The controversial £63 million project known as ‘Tropicalia’ is set to be ‘the world’s largest greenhouse’ and attract 500,000 visitors a year, but conservationists aren’t happy.
Plans to construct the world’s largest single-domed glass greenhouse in a grey corner of Europe have raised alarm bells at 38 eco-associations including Greenpeace, Extinction Rebellion, Attac, and Europe Écologie-Les Verts (EELV).
Named ‘Tropicalia,’ the enormous 20,000 square-metre plastic structure will be located on a patch of desolate land in a Northern French village near Berck-sur-Mer in Pas-de-Calais.
Expected to reach 32-metres in height upon completion, it will reportedly house a forest of plants and trees, waterfall, walking trail, Olympic-sized pool, auditorium, restaurant, and bed and breakfast for guests (among several other impressive features).
And, in order to accommodate the tropical flora and fauna that’s to be flown in from around the world – the likes of which comprises many rare species of African and South American fish, amphibian, bird, butterfly, and reptile – developers claim the dome’s protective layer of ethylene tetrafluoroethylene (an innovative heat recycling technology) will keep the atmosphere humid and temperatures inside between 26C and 28C all year round.
The controversial £63 million project, brainchild of architect Cédric Guérin who designed Tropicalia in collaboration with energy company Dakia, is hoping to entice more than 500,000 visitors a year with the promise of a ‘makeshift Amazon rainforest’ along the Opal Coast.
Instead, however, it has attracted severe backlash from eco-campaigners, a 200-strong coalition of whom protested at the site itself towards the end of 2020.
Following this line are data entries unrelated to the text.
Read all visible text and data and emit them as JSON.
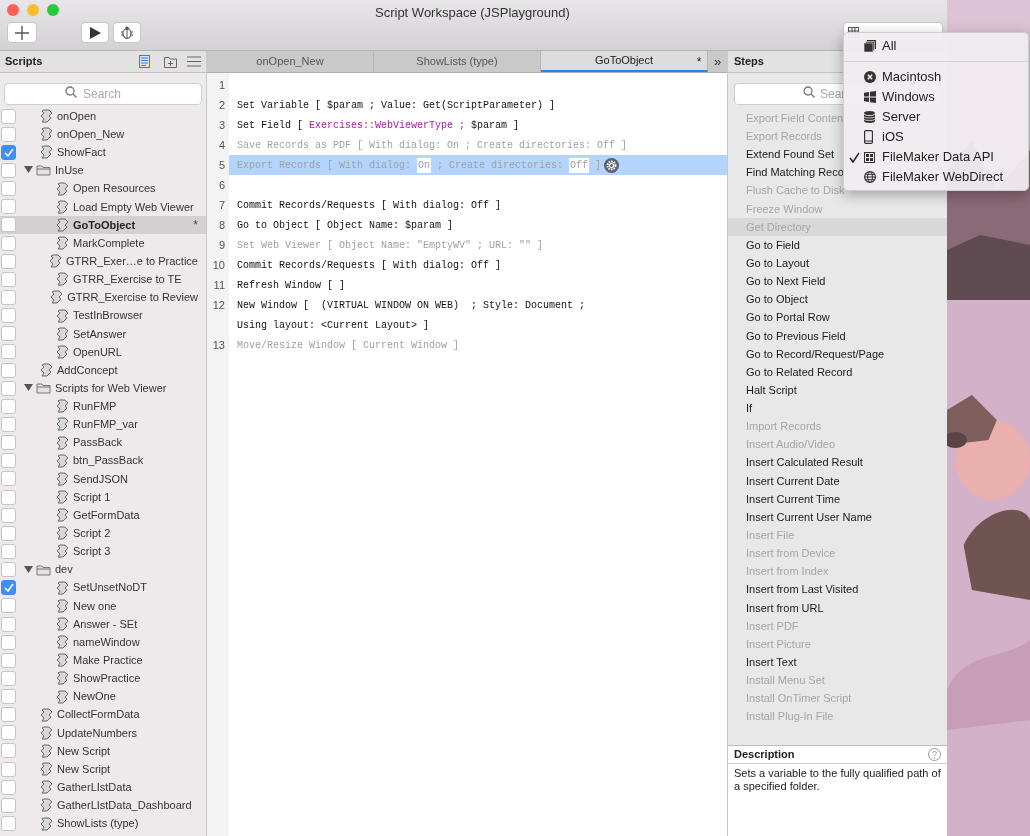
{
  "window": {
    "title": "Script Workspace (JSPlayground)"
  },
  "sidebar": {
    "title": "Scripts",
    "search": {
      "placeholder": "Search"
    },
    "items": [
      {
        "kind": "script",
        "name": "onOpen",
        "checked": false,
        "selected": false
      },
      {
        "kind": "script",
        "name": "onOpen_New",
        "checked": false,
        "selected": false
      },
      {
        "kind": "script",
        "name": "ShowFact",
        "checked": true,
        "selected": false
      },
      {
        "kind": "folder",
        "name": "InUse",
        "checked": false,
        "selected": false,
        "expanded": true,
        "children": [
          {
            "kind": "script",
            "name": "Open Resources",
            "checked": false,
            "selected": false
          },
          {
            "kind": "script",
            "name": "Load Empty Web Viewer",
            "checked": false,
            "selected": false
          },
          {
            "kind": "script",
            "name": "GoToObject",
            "checked": false,
            "selected": true,
            "mark": "*"
          },
          {
            "kind": "script",
            "name": "MarkComplete",
            "checked": false,
            "selected": false
          },
          {
            "kind": "script",
            "name": "GTRR_Exer…e to Practice",
            "checked": false,
            "selected": false
          },
          {
            "kind": "script",
            "name": "GTRR_Exercise to TE",
            "checked": false,
            "selected": false
          },
          {
            "kind": "script",
            "name": "GTRR_Exercise to Review",
            "checked": false,
            "selected": false
          },
          {
            "kind": "script",
            "name": "TestInBrowser",
            "checked": false,
            "selected": false
          },
          {
            "kind": "script",
            "name": "SetAnswer",
            "checked": false,
            "selected": false
          },
          {
            "kind": "script",
            "name": "OpenURL",
            "checked": false,
            "selected": false
          }
        ]
      },
      {
        "kind": "script",
        "name": "AddConcept",
        "checked": false,
        "selected": false
      },
      {
        "kind": "folder",
        "name": "Scripts for Web Viewer",
        "checked": false,
        "selected": false,
        "expanded": true,
        "children": [
          {
            "kind": "script",
            "name": "RunFMP",
            "checked": false,
            "selected": false
          },
          {
            "kind": "script",
            "name": "RunFMP_var",
            "checked": false,
            "selected": false
          },
          {
            "kind": "script",
            "name": "PassBack",
            "checked": false,
            "selected": false
          },
          {
            "kind": "script",
            "name": "btn_PassBack",
            "checked": false,
            "selected": false
          },
          {
            "kind": "script",
            "name": "SendJSON",
            "checked": false,
            "selected": false
          },
          {
            "kind": "script",
            "name": "Script 1",
            "checked": false,
            "selected": false
          },
          {
            "kind": "script",
            "name": "GetFormData",
            "checked": false,
            "selected": false
          },
          {
            "kind": "script",
            "name": "Script 2",
            "checked": false,
            "selected": false
          },
          {
            "kind": "script",
            "name": "Script 3",
            "checked": false,
            "selected": false
          }
        ]
      },
      {
        "kind": "folder",
        "name": "dev",
        "checked": false,
        "selected": false,
        "expanded": true,
        "children": [
          {
            "kind": "script",
            "name": "SetUnsetNoDT",
            "checked": true,
            "selected": false
          },
          {
            "kind": "script",
            "name": "New one",
            "checked": false,
            "selected": false
          },
          {
            "kind": "script",
            "name": "Answer - SEt",
            "checked": false,
            "selected": false
          },
          {
            "kind": "script",
            "name": "nameWindow",
            "checked": false,
            "selected": false
          },
          {
            "kind": "script",
            "name": "Make Practice",
            "checked": false,
            "selected": false
          },
          {
            "kind": "script",
            "name": "ShowPractice",
            "checked": false,
            "selected": false
          },
          {
            "kind": "script",
            "name": "NewOne",
            "checked": false,
            "selected": false
          }
        ]
      },
      {
        "kind": "script",
        "name": "CollectFormData",
        "checked": false,
        "selected": false
      },
      {
        "kind": "script",
        "name": "UpdateNumbers",
        "checked": false,
        "selected": false
      },
      {
        "kind": "script",
        "name": "New Script",
        "checked": false,
        "selected": false
      },
      {
        "kind": "script",
        "name": "New Script",
        "checked": false,
        "selected": false
      },
      {
        "kind": "script",
        "name": "GatherLIstData",
        "checked": false,
        "selected": false
      },
      {
        "kind": "script",
        "name": "GatherLIstData_Dashboard",
        "checked": false,
        "selected": false
      },
      {
        "kind": "script",
        "name": "ShowLists (type)",
        "checked": false,
        "selected": false
      }
    ]
  },
  "tabs": [
    {
      "label": "onOpen_New",
      "selected": false
    },
    {
      "label": "ShowLists (type)",
      "selected": false
    },
    {
      "label": "GoToObject",
      "selected": true,
      "mark": "*"
    }
  ],
  "tabs_overflow": "»",
  "editor": {
    "lines": [
      {
        "number": "1",
        "selected": false,
        "rows": [
          []
        ]
      },
      {
        "number": "2",
        "disabled": false,
        "selected": false,
        "rows": [
          [
            {
              "kind": "plain",
              "text": "Set Variable [ $param ; Value: Get(ScriptParameter) ]"
            }
          ]
        ]
      },
      {
        "number": "3",
        "disabled": false,
        "selected": false,
        "rows": [
          [
            {
              "kind": "plain",
              "text": "Set Field [ "
            },
            {
              "kind": "field",
              "text": "Exercises::WebViewerType ;"
            },
            {
              "kind": "plain",
              "text": " $param ]"
            }
          ]
        ]
      },
      {
        "number": "4",
        "disabled": true,
        "selected": false,
        "rows": [
          [
            {
              "kind": "plain",
              "text": "Save Records as PDF [ With dialog: On ; Create directories: Off ]"
            }
          ]
        ]
      },
      {
        "number": "5",
        "disabled": true,
        "selected": true,
        "rows": [
          [
            {
              "kind": "plain",
              "text": "Export Records [ With dialog: "
            },
            {
              "kind": "option",
              "text": "On"
            },
            {
              "kind": "plain",
              "text": " ; Create directories: "
            },
            {
              "kind": "option",
              "text": "Off"
            },
            {
              "kind": "plain",
              "text": " ]"
            }
          ]
        ]
      },
      {
        "number": "6",
        "selected": false,
        "rows": [
          []
        ]
      },
      {
        "number": "7",
        "disabled": false,
        "selected": false,
        "rows": [
          [
            {
              "kind": "plain",
              "text": "Commit Records/Requests [ With dialog: Off ]"
            }
          ]
        ]
      },
      {
        "number": "8",
        "disabled": false,
        "selected": false,
        "rows": [
          [
            {
              "kind": "plain",
              "text": "Go to Object [ Object Name: $param ]"
            }
          ]
        ]
      },
      {
        "number": "9",
        "disabled": true,
        "selected": false,
        "rows": [
          [
            {
              "kind": "plain",
              "text": "Set Web Viewer [ Object Name: \"EmptyWV\" ; URL: \"\" ]"
            }
          ]
        ]
      },
      {
        "number": "10",
        "disabled": false,
        "selected": false,
        "rows": [
          [
            {
              "kind": "plain",
              "text": "Commit Records/Requests [ With dialog: Off ]"
            }
          ]
        ]
      },
      {
        "number": "11",
        "disabled": false,
        "selected": false,
        "rows": [
          [
            {
              "kind": "plain",
              "text": "Refresh Window [ ]"
            }
          ]
        ]
      },
      {
        "number": "12",
        "disabled": false,
        "selected": false,
        "rows": [
          [
            {
              "kind": "plain",
              "text": "New Window [  (VIRTUAL WINDOW ON WEB)  ; Style: Document ;"
            }
          ],
          [
            {
              "kind": "plain",
              "text": "Using layout: <Current Layout> ]"
            }
          ]
        ]
      },
      {
        "number": "13",
        "disabled": true,
        "selected": false,
        "rows": [
          [
            {
              "kind": "plain",
              "text": "Move/Resize Window [ Current Window ]"
            }
          ]
        ]
      }
    ]
  },
  "steps": {
    "title": "Steps",
    "search": {
      "placeholder": "Sear"
    },
    "items": [
      {
        "label": "Export Field Conten",
        "disabled": true,
        "selected": false
      },
      {
        "label": "Export Records",
        "disabled": true,
        "selected": false
      },
      {
        "label": "Extend Found Set",
        "disabled": false,
        "selected": false
      },
      {
        "label": "Find Matching Reco",
        "disabled": false,
        "selected": false
      },
      {
        "label": "Flush Cache to Disk",
        "disabled": true,
        "selected": false
      },
      {
        "label": "Freeze Window",
        "disabled": true,
        "selected": false
      },
      {
        "label": "Get Directory",
        "disabled": true,
        "selected": true
      },
      {
        "label": "Go to Field",
        "disabled": false,
        "selected": false
      },
      {
        "label": "Go to Layout",
        "disabled": false,
        "selected": false
      },
      {
        "label": "Go to Next Field",
        "disabled": false,
        "selected": false
      },
      {
        "label": "Go to Object",
        "disabled": false,
        "selected": false
      },
      {
        "label": "Go to Portal Row",
        "disabled": false,
        "selected": false
      },
      {
        "label": "Go to Previous Field",
        "disabled": false,
        "selected": false
      },
      {
        "label": "Go to Record/Request/Page",
        "disabled": false,
        "selected": false
      },
      {
        "label": "Go to Related Record",
        "disabled": false,
        "selected": false
      },
      {
        "label": "Halt Script",
        "disabled": false,
        "selected": false
      },
      {
        "label": "If",
        "disabled": false,
        "selected": false
      },
      {
        "label": "Import Records",
        "disabled": true,
        "selected": false
      },
      {
        "label": "Insert Audio/Video",
        "disabled": true,
        "selected": false
      },
      {
        "label": "Insert Calculated Result",
        "disabled": false,
        "selected": false
      },
      {
        "label": "Insert Current Date",
        "disabled": false,
        "selected": false
      },
      {
        "label": "Insert Current Time",
        "disabled": false,
        "selected": false
      },
      {
        "label": "Insert Current User Name",
        "disabled": false,
        "selected": false
      },
      {
        "label": "Insert File",
        "disabled": true,
        "selected": false
      },
      {
        "label": "Insert from Device",
        "disabled": true,
        "selected": false
      },
      {
        "label": "Insert from Index",
        "disabled": true,
        "selected": false
      },
      {
        "label": "Insert from Last Visited",
        "disabled": false,
        "selected": false
      },
      {
        "label": "Insert from URL",
        "disabled": false,
        "selected": false
      },
      {
        "label": "Insert PDF",
        "disabled": true,
        "selected": false
      },
      {
        "label": "Insert Picture",
        "disabled": true,
        "selected": false
      },
      {
        "label": "Insert Text",
        "disabled": false,
        "selected": false
      },
      {
        "label": "Install Menu Set",
        "disabled": true,
        "selected": false
      },
      {
        "label": "Install OnTimer Script",
        "disabled": true,
        "selected": false
      },
      {
        "label": "Install Plug-In File",
        "disabled": true,
        "selected": false
      }
    ]
  },
  "description": {
    "title": "Description",
    "text": "Sets a variable to the fully qualified path of a specified folder."
  },
  "platform_menu": [
    {
      "kind": "all",
      "label": "All",
      "checked": false
    },
    {
      "kind": "separator"
    },
    {
      "kind": "mac",
      "label": "Macintosh",
      "checked": false
    },
    {
      "kind": "windows",
      "label": "Windows",
      "checked": false
    },
    {
      "kind": "server",
      "label": "Server",
      "checked": false
    },
    {
      "kind": "ios",
      "label": "iOS",
      "checked": false
    },
    {
      "kind": "api",
      "label": "FileMaker Data API",
      "checked": true
    },
    {
      "kind": "web",
      "label": "FileMaker WebDirect",
      "checked": false
    }
  ]
}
Fronted by representatives from various environmental organisations, the demonstrations were an attempt to highlight concerns that the project will most likely ‘artificialise’ the area surrounding Tropicalia amid increasingly crucial efforts to combat the climate crisis.
‘Tropicalia’s promotional materials guarantee an “immersive experience that will be an open door to understanding and respecting a fragile ecosystem,” but it’s not part of the fight against global warming,’ argues Clementine Daveau of Extinction Rebellion Calais. ‘It’s an absurd vanity project that harks back to colonial times.’
Daveau is right. Not only will flying in plane loads of rare species generate a significant amount of air traffic and unnecessary emissions (as well as keep in motion the outdated captivity format of zoos) – which goes against everything climate activist groups are trying to avoid – but locals are worried about the potentially negative effect it could have in a dense urban area where the population’s water needs are high.